Sci Rep. 2022 Nov 9;12(1):19039.
The bacterial bioluminescence system enables the generation of light by living cells without the requirement of an external luciferin. Due to the relatively low light emission, many applications of bioluminescence imaging would benefit from an increase in brightness of this system. In this report, a new approach of mutagenesis and screening of the involved proteins is described that is based on the identification of mutants with improved properties under rate-limiting reaction conditions. Multiple rounds of screening in Escherichia coli resulted in the operon ilux2 that contains 26 new mutations in the fatty acid reductase complex which provides the aldehyde substrate for the bioluminescence reaction. Chromosomal integration of ilux2 yielded an autonomously bioluminescent E. coli strain with sixfold increased brightness compared to the previously described ilux operon.

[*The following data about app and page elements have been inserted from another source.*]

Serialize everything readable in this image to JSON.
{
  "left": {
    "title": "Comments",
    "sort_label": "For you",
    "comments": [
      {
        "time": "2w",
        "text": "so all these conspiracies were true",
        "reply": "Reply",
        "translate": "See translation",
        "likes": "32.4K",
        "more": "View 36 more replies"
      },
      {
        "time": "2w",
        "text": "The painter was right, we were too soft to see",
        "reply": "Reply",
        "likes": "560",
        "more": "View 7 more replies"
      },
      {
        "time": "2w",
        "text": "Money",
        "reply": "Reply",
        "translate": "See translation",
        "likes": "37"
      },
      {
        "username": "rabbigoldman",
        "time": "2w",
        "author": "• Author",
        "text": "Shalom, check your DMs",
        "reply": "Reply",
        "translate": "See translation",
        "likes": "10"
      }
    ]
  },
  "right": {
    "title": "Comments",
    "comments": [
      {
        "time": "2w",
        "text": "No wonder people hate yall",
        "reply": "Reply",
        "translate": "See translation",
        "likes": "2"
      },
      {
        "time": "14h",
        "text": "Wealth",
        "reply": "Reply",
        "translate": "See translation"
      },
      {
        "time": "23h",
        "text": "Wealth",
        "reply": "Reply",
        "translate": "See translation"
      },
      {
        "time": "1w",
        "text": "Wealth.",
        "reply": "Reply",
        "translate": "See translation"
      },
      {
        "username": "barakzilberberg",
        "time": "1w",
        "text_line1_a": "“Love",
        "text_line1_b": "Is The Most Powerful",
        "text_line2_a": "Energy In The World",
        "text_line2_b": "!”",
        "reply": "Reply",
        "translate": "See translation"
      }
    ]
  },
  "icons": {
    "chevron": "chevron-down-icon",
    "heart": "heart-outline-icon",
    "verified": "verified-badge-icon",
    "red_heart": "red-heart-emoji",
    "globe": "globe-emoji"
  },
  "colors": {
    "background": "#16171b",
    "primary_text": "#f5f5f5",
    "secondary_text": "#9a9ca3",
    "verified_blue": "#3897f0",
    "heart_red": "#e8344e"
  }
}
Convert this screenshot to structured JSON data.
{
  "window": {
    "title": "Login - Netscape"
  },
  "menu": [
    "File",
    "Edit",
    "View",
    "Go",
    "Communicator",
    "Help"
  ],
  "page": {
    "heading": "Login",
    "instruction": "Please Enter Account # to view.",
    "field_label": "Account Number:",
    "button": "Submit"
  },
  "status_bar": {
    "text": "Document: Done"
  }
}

The ilux2 strain produces sufficient signal for the robust detection of individual cells and enables highly sensitive long-term imaging of bacterial propagation without a selection marker.